The sale, planned for the end of this year, has been derailed by the Government's decision to ask other companies to bid for contracts to distribute free 'concessionary' coal to British Coal employees and pensioners - an operation that accounts for a large chunk of British Fuels' business.
Industry sources said the decision made it impossible to value British Fuels. The disposal of the company, which one source said could have been worth pounds 100m if left alone, is not likely to begin until next spring. Potential buyers are thought to include Anglo United, which owns the Coalite smokeless fuel business, and Coal Investments, the company headed by Malcolm Edwards, former commercial director of British Coal.
British Coal said British Fuels would be among the bidders for the concessionary coal distribution contract. The cost to the Government of supplying coal to former British Coal employees and their families could be pounds 1.5bn over the next few decades.
The sale of the non-mining activities, which is the responsibility of British Coal, could fetch pounds 500m - as much as the mines themselves may be worth. British Coal's non-mining operations had a turnover of pounds 774m last year, of which fuel distribution accounted for pounds 609m, up from pounds 477m the previous year. British Fuels distributes oil and gas as well as coal.
Yesterday, British Coal announced the sale for an undisclosed sum of its Compower computer operation to Philips of the Netherlands. Philips has also won a contract worth an estimated pounds 20m to provide British Coal with computer services that were previously handled by an in-house subsidiary, British Coal Information Technology.
The sale of Compower includes the headquarters at Cannock in Staffordshire, which houses 230 BCIT staff. All BCIT employees and 130 Compower staff are expected to move to a new joint computing venture between Philips and BSO/Origin, an information technology company that is 41 per cent owned by Philips.
British Coal has warned that government approval for another nuclear power station at Sizewell in Suffolk could displace 9 million tonnes of coal.
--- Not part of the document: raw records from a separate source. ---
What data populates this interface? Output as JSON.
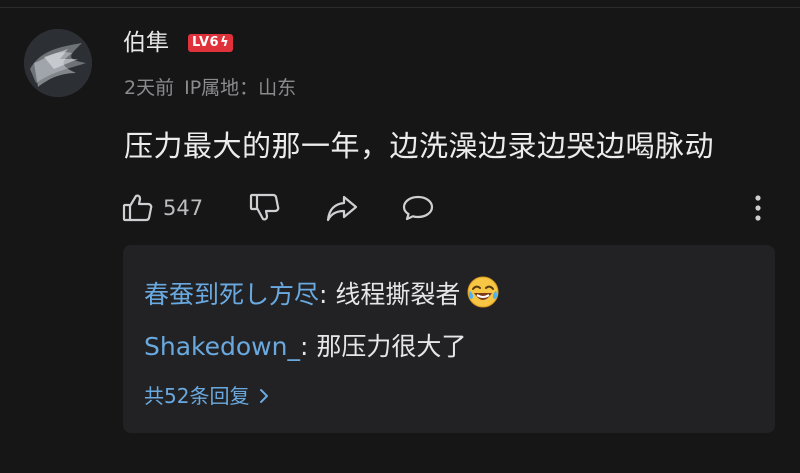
{
  "comment": {
    "username": "伯隼",
    "level": "LV6",
    "time": "2天前",
    "ip_location": "IP属地：山东",
    "text": "压力最大的那一年，边洗澡边录边哭边喝脉动",
    "likes": "547"
  },
  "replies": [
    {
      "author": "春蚕到死し方尽",
      "separator": ": ",
      "text": "线程撕裂者",
      "emoji": "laughing-crying-emoji"
    },
    {
      "author": "Shakedown_",
      "separator": ": ",
      "text": "那压力很大了"
    }
  ],
  "more_replies_label": "共52条回复",
  "colors": {
    "background": "#161617",
    "reply_box": "#222224",
    "link_blue": "#6aa9df",
    "badge_red": "#e0323a"
  }
}
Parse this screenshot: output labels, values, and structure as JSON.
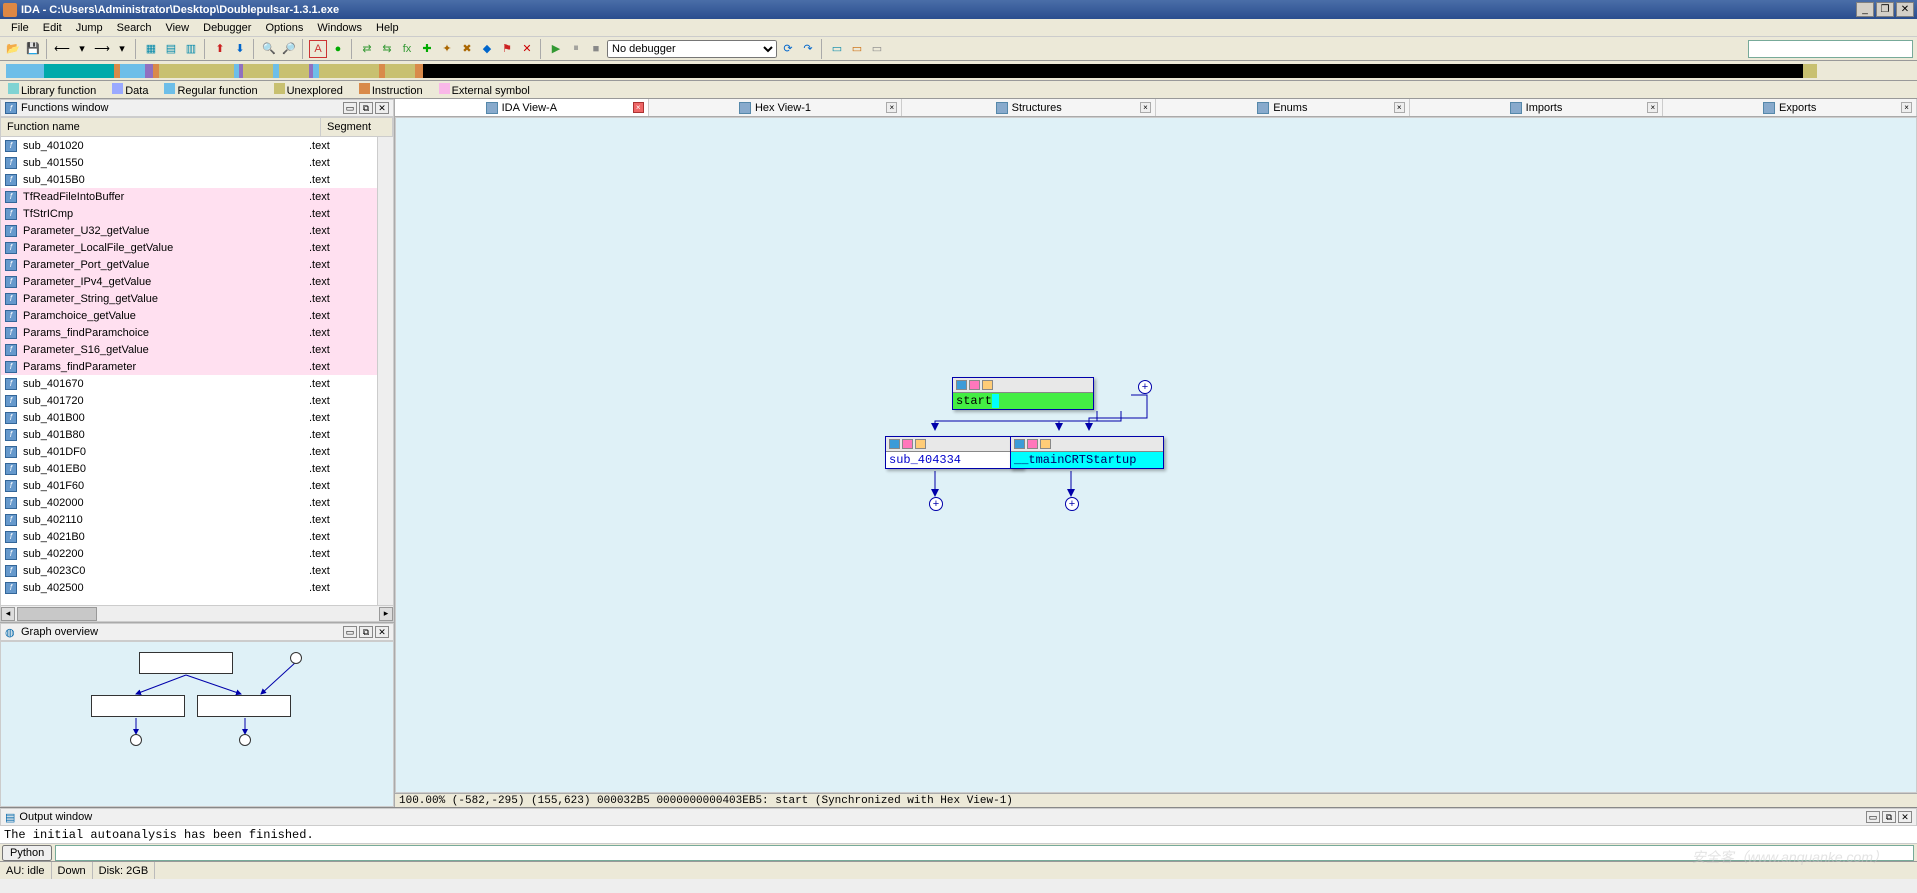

It has called on ministers to stick to free market principles, noting that the nuclear industry accepts that state funds would be needed for a second pressurised water reactor.